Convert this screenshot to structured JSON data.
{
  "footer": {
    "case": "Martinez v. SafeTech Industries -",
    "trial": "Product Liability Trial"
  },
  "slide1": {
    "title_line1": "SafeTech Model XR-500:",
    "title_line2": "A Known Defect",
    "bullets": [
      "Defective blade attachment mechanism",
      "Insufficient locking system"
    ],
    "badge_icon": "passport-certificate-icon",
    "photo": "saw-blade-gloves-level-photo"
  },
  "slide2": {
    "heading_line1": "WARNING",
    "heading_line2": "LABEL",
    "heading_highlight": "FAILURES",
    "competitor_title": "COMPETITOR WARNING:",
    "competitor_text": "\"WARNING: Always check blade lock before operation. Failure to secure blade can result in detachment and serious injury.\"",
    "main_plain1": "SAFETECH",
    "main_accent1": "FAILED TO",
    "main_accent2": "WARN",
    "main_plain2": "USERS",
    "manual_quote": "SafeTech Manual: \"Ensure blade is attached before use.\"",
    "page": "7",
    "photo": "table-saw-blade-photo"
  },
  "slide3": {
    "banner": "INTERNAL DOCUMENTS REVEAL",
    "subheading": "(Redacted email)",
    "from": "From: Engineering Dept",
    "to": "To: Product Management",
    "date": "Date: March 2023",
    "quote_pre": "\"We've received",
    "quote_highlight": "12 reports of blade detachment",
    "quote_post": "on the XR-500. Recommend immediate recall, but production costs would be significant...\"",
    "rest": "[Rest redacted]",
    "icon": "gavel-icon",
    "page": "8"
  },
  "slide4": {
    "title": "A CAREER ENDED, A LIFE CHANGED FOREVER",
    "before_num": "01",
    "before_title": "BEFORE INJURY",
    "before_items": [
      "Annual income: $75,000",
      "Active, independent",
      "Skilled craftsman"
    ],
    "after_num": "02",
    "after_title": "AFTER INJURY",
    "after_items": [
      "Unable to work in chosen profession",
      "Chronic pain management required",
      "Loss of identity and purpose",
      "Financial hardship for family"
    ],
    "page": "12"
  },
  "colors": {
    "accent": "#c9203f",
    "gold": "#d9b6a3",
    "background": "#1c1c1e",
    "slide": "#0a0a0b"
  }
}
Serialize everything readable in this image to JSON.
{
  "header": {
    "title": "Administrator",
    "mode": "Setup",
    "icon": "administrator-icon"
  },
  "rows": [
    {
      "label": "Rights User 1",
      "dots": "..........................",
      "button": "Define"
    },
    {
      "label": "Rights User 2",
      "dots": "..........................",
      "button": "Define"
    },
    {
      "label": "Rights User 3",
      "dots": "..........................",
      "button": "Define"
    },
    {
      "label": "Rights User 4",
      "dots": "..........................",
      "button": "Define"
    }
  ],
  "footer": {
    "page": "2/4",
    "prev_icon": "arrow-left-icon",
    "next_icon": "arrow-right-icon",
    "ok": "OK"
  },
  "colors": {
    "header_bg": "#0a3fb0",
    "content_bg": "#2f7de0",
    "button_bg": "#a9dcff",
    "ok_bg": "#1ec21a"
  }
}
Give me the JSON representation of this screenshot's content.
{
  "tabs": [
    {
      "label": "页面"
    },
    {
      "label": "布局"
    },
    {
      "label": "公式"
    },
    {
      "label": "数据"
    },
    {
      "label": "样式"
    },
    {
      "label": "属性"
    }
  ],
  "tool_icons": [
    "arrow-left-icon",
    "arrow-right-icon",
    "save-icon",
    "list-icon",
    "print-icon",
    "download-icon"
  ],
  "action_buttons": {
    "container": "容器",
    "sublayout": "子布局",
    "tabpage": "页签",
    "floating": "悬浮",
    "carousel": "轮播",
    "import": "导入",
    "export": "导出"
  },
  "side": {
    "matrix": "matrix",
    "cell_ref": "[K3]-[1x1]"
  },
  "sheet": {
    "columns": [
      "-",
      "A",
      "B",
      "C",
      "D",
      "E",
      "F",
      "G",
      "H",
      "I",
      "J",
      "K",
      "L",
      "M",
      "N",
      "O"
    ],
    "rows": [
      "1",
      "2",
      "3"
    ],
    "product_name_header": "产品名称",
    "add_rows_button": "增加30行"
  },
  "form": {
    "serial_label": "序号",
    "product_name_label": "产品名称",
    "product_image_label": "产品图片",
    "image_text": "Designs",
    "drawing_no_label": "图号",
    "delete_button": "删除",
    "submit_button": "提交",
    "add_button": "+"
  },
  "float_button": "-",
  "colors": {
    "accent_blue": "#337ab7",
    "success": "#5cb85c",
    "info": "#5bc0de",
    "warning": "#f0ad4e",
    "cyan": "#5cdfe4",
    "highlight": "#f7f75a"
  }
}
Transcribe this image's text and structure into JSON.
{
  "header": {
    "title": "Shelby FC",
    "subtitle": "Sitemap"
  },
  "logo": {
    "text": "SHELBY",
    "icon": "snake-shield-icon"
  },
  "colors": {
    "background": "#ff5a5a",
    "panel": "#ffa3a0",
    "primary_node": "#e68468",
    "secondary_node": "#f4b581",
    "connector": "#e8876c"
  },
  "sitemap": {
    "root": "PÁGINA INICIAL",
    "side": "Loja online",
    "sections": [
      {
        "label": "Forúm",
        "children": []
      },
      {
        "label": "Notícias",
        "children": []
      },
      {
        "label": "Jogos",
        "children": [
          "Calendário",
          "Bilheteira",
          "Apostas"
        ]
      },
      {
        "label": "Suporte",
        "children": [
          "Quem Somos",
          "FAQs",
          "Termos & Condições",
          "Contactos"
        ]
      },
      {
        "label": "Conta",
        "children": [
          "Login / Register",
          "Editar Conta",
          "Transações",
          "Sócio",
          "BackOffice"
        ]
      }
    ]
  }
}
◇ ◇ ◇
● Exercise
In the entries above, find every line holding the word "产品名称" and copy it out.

● Response for this exercise
    "product_name_header": "产品名称",
    "product_name_label": "产品名称",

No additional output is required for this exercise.